Next time you're on the track, try to think about where you're looking when you're driving. If you realise that you are only concentrating on what is immediately in front of you, or that you are fixing your gaze on approaching obstacles or riders ahead, try to take your eyes off them and direct your gaze where you want to go. Pick points far enough ahead to reduce your perceived speed, but not too far that you stop peripherally perceiving the environment directly in front of you. Make sure your gaze goes from one point to the next without lingering on any one too long.
Let's not just talk in generalities, let's try to describe a model example. Let's start from a straight line as we approach a curve. The eyes are looking for a braking point. The moment they find it, we start to perceive it peripherally and focus our eyes on the turning point. Once I know I'm properly oriented and I hit the turning point, I direct my gaze virtually to the apex of the turn. It works exactly the same way in the subsequent stages of cornering. Once I hit the apex of the corner, my eyes must not rest on the inner kerb two metres in front of the front wheel. At this stage, I have to direct my gaze to the end of the corner, to the outer kerb at the exit. If I can do this, it will allow me to adequately accelerate and straighten the bike to use the full width of the track (where appropriate, of course). If you happen to be long on the exits, or conversely miss corner entries and miss apexes, the problem will very likely be in your eye work.
This will take a bit of practice to get the hang of it and get comfortable. Especially if you have experienced mistakes. Training your peripheral vision can be the hardest and most difficult part. It will simply take time to get over the initial unnatural feeling. This can also be related to the position of your head when driving. Most riders tend to keep their head above the bike. At worst over the tank, i.e. on the axis of the bike, at best off axis but still with the head high instead of just above the tank. The explanation may be as follows. For your brain, this view is unusual. You're having trouble hitting the right track. Suddenly the corners look different.
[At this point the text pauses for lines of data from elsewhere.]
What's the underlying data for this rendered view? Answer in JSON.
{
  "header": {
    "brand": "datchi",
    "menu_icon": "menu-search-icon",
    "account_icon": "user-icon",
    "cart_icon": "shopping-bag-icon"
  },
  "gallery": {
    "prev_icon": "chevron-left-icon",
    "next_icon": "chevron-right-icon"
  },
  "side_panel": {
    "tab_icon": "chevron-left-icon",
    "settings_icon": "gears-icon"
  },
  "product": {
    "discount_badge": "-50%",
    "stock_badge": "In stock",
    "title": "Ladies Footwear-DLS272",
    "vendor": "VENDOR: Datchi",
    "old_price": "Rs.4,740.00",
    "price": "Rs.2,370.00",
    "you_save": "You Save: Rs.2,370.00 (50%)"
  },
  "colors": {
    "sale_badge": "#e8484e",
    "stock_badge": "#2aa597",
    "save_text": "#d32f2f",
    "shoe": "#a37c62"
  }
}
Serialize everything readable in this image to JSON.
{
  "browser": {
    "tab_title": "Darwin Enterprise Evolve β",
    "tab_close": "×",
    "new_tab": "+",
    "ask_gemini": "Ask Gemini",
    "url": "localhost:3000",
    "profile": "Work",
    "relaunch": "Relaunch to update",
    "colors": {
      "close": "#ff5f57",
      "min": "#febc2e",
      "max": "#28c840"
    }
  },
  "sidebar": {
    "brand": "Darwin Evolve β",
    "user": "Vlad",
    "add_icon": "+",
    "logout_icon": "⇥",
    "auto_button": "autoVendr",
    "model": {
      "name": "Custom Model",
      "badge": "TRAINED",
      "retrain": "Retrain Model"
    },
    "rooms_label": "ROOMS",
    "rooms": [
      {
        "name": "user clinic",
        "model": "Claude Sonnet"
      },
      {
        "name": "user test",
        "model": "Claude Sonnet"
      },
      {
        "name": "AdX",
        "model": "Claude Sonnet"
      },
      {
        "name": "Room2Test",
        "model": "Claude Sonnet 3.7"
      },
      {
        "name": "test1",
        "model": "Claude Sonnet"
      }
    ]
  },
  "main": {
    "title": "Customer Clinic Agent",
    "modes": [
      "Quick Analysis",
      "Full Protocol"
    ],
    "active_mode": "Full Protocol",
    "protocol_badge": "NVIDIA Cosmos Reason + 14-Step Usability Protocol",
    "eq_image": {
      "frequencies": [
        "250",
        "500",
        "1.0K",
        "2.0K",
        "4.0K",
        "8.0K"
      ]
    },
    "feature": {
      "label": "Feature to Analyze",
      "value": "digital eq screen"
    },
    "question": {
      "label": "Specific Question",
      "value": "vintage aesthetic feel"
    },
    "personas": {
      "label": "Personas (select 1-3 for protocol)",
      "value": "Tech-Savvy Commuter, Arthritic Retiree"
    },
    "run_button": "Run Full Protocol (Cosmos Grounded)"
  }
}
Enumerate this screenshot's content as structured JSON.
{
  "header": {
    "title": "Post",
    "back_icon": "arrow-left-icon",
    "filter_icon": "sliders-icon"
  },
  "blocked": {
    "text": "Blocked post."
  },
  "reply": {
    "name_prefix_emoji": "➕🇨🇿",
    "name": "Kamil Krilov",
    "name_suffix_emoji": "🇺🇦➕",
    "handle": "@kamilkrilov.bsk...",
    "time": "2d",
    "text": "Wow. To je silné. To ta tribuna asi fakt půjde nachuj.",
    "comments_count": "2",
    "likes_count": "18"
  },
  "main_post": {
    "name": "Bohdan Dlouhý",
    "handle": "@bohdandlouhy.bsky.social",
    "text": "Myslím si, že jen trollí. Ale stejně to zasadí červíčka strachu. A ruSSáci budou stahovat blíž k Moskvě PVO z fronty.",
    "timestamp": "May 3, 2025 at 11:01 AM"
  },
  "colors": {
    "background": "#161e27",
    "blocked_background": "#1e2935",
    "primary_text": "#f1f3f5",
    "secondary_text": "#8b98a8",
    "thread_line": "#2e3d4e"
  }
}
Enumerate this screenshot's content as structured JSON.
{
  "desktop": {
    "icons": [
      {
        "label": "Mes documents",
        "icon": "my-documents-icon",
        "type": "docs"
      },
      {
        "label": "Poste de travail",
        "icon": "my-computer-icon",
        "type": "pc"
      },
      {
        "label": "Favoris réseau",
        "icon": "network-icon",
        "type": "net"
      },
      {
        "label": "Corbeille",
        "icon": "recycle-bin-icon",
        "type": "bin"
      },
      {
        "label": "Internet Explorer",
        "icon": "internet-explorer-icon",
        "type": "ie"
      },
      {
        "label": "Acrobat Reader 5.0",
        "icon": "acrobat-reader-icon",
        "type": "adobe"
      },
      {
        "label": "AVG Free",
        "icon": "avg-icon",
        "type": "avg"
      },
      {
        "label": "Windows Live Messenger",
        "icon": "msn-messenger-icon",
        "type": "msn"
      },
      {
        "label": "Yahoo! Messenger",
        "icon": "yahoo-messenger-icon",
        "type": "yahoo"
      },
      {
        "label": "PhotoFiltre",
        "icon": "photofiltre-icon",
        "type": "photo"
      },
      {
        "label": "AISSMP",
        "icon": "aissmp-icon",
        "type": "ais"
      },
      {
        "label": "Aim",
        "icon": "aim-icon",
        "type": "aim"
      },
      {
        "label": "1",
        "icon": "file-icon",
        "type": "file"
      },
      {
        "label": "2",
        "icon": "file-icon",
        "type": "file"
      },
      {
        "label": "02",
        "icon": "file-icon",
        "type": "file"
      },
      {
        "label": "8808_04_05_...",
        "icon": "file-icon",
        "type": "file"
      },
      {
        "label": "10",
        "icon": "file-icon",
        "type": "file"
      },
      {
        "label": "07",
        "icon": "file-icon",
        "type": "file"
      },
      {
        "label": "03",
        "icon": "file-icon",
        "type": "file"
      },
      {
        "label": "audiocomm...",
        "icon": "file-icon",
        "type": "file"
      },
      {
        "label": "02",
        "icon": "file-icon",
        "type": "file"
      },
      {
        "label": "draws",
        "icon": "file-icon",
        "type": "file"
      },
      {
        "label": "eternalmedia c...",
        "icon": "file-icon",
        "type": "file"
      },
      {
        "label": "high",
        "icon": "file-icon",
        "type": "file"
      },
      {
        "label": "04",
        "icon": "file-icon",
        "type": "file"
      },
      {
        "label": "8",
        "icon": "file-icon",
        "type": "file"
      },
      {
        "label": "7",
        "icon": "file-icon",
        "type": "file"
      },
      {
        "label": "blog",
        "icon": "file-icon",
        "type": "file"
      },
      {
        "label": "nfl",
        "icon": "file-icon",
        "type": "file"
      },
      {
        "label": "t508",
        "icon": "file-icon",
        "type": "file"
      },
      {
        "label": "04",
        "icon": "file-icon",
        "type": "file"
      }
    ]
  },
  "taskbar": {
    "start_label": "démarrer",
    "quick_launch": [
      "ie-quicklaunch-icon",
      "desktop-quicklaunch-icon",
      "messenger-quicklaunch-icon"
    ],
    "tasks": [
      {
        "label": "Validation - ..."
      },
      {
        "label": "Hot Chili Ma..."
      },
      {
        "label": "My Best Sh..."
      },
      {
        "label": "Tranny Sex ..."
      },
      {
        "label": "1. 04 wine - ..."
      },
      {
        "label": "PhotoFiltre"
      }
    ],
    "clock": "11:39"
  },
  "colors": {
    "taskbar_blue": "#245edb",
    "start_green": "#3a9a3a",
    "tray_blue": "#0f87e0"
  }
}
You're stepping outside your comfort zone of the head towering high above the bike. This position is unnatural for you and you have to get used to it if you want to achieve the most tightly packed racing stance ;-).